[Data about app and page elements]
══════

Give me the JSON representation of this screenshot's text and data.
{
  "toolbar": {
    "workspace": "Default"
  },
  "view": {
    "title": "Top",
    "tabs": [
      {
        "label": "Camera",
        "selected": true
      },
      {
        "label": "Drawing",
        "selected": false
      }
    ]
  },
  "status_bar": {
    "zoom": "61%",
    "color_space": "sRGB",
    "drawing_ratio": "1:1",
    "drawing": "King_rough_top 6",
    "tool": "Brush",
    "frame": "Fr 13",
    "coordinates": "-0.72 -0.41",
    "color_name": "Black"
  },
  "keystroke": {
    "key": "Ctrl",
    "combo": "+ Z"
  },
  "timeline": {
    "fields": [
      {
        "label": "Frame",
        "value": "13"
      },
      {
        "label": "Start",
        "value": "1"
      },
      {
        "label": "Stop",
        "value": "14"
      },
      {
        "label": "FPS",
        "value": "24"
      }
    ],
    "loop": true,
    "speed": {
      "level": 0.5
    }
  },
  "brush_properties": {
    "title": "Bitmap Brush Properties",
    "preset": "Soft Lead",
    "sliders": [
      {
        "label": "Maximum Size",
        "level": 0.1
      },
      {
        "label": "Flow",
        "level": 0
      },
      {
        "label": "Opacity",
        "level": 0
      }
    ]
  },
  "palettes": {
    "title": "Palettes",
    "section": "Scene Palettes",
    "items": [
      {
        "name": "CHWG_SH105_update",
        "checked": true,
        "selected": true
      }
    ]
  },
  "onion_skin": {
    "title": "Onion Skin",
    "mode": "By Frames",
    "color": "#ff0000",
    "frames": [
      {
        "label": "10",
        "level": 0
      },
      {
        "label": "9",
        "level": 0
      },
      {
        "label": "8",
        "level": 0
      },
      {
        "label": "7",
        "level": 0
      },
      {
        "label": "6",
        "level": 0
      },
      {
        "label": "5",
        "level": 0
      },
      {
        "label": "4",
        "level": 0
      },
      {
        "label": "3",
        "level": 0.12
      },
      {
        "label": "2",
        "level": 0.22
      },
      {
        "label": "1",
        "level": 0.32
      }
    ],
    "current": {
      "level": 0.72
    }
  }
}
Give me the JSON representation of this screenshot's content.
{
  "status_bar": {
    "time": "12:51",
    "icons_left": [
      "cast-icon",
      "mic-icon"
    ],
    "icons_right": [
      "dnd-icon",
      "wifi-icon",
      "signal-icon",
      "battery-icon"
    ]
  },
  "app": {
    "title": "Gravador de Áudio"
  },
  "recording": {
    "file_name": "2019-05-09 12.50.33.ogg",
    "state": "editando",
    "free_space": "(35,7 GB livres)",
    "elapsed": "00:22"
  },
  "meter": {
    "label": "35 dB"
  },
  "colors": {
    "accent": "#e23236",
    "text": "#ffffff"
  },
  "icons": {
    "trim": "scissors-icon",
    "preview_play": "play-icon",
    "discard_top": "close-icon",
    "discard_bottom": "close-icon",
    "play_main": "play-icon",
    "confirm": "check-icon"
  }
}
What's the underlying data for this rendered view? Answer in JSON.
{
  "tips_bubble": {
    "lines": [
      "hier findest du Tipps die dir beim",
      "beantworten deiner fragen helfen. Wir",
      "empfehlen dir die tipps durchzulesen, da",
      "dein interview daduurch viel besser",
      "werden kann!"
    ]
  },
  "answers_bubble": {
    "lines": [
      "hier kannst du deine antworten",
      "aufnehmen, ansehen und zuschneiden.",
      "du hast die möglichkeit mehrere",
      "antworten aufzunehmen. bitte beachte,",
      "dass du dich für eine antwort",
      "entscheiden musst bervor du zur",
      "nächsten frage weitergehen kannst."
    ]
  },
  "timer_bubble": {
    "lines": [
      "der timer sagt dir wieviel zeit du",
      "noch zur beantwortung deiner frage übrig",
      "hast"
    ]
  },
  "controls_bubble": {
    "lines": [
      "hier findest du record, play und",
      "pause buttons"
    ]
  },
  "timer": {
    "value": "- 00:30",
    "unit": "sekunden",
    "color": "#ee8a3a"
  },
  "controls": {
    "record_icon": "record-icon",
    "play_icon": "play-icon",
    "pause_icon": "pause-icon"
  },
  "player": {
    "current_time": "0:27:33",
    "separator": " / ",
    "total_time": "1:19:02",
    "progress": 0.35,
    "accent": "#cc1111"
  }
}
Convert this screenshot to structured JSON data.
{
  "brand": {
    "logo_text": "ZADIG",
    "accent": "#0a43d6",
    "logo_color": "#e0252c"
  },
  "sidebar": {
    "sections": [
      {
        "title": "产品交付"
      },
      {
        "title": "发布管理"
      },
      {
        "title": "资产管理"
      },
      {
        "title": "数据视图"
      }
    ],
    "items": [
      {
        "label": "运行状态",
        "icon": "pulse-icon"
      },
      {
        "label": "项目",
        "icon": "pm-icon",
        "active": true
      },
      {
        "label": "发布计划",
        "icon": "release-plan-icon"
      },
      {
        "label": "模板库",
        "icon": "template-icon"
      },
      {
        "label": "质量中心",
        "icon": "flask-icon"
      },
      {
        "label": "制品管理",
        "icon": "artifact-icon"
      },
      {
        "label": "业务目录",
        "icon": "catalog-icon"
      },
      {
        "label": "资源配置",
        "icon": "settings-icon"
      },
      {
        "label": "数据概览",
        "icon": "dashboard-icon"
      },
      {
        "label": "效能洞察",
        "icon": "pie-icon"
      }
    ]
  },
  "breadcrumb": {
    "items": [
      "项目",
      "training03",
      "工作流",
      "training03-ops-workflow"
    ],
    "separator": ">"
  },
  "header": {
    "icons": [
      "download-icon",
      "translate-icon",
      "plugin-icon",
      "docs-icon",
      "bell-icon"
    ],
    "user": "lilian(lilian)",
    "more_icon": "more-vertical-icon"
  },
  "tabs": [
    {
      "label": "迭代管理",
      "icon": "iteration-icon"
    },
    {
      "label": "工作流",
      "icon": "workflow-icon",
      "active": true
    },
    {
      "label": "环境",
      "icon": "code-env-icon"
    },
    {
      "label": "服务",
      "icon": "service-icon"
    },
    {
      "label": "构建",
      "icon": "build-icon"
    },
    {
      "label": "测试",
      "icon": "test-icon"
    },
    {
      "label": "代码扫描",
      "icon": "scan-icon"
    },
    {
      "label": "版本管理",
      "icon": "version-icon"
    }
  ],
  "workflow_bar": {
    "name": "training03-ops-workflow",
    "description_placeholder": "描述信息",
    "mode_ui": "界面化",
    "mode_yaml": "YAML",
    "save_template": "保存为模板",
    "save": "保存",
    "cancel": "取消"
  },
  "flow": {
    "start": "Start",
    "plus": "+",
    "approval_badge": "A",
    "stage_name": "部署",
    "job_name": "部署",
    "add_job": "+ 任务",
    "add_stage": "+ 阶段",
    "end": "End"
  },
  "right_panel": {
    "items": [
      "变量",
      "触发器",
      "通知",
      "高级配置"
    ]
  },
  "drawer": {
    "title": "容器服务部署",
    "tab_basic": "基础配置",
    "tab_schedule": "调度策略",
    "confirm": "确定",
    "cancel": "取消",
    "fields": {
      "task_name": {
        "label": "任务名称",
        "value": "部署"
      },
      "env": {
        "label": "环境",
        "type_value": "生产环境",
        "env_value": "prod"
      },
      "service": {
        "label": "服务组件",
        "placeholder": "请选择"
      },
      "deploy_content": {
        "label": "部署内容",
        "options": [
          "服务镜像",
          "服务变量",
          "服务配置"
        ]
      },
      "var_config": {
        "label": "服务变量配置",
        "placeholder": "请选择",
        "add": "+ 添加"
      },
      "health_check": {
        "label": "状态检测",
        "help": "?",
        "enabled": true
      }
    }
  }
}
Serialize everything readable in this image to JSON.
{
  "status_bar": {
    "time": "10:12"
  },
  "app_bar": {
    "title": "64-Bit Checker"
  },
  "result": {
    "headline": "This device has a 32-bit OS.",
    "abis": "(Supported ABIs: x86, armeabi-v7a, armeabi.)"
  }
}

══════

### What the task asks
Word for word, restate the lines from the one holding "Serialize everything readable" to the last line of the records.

### Response area
Serialize everything readable in this image to JSON.
{
  "status_bar": {
    "time": "10:12"
  },
  "app_bar": {
    "title": "64-Bit Checker"
  },
  "result": {
    "headline": "This device has a 32-bit OS.",
    "abis": "(Supported ABIs: x86, armeabi-v7a, armeabi.)"
  }
}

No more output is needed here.